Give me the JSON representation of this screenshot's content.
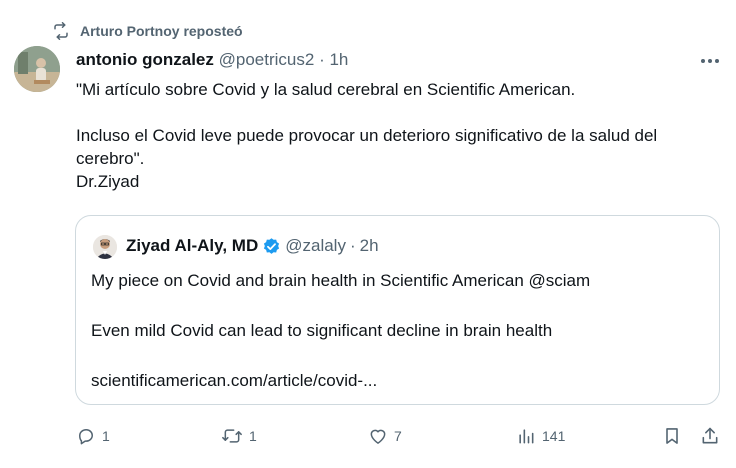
{
  "repost": {
    "text": "Arturo Portnoy reposteó",
    "icon": "repost-icon"
  },
  "post": {
    "author_name": "antonio gonzalez",
    "handle": "@poetricus2",
    "separator": "·",
    "time": "1h",
    "text": "\"Mi artículo sobre Covid y la salud cerebral en Scientific American.\n\nIncluso el Covid leve puede provocar un deterioro significativo de la salud del cerebro\".\nDr.Ziyad"
  },
  "quote": {
    "author_name": "Ziyad Al-Aly, MD",
    "verified_icon": "verified-badge-icon",
    "handle": "@zalaly",
    "separator": "·",
    "time": "2h",
    "line1": "My piece on Covid and brain health in Scientific American @sciam",
    "line2": "Even mild Covid can lead to significant decline in brain health",
    "link": "scientificamerican.com/article/covid-..."
  },
  "actions": {
    "replies": "1",
    "reposts": "1",
    "likes": "7",
    "views": "141"
  },
  "colors": {
    "text": "#0f1419",
    "secondary": "#536471",
    "border": "#cfd9de",
    "verified": "#1d9bf0"
  }
}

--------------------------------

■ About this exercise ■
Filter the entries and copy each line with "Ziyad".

■ Solution ■
    "text": "\"Mi artículo sobre Covid y la salud cerebral en Scientific American.\n\nIncluso el Covid leve puede provocar un deterioro significativo de la salud del cerebro\".\nDr.Ziyad"
    "author_name": "Ziyad Al-Aly, MD",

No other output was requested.